  • Review the Terms of Service to understand what content is allowed on the site. Does it include prohibitions against sexually explicit content? If not, that content may be available.
  • If a site allows mature content, do they have protections in place minimizing the risk of exposure to minors? Protections would include tools such as a safe search filter and/or age gate to prevent access. 
  • If the option is available, do a search within the site using explicit terms or the acronym "NSFW," meaning not safe for work. What's being returned? Were you able to easily find a significant amount of mature content even though the site prohibits it? If so, this is a good indication that the site may not take steps to enforce their terms.
  • Is there report abuse button for consumers to alert the site of potential violations? Report a violation to test the effectiveness of the tool.

You may notice, as you review some of the Terms of Service pages, that many sites that kids typically frequent often provide language within their Terms of Service stating that a user “must be at least 13 years of age.” This can be misleading to parents as it insinuates that the content on the site is not appropriate for anyone under 13. In actuality, the mention of age in these instances is based more on Federal Regulations and less on the nature of the content within the site. Essentially, 13 is the age in which a minor can create an account or sign up with a website without the involvement of a parent. The Children’s Online Privacy Protection Act (COPPA) requires websites to get parental consent before collecting or sharing information from children who are under 13 years old.

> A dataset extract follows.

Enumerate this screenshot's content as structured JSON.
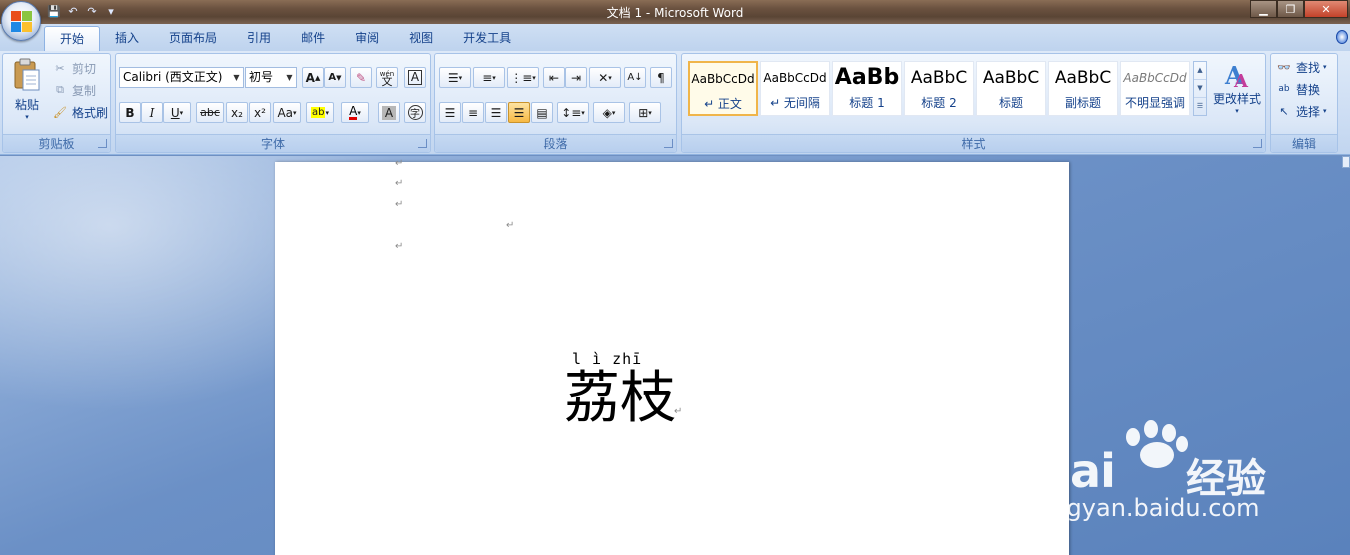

Now that you are familiar with COPPA, take advantage of it! Your child’s personal information is valuable and you can do even more to protect it. Visit OnGuardOnline to get great information on options for maximizing COPPA’s protections.

Cover image credit: © Ayeletkeshet | Dreamstime.com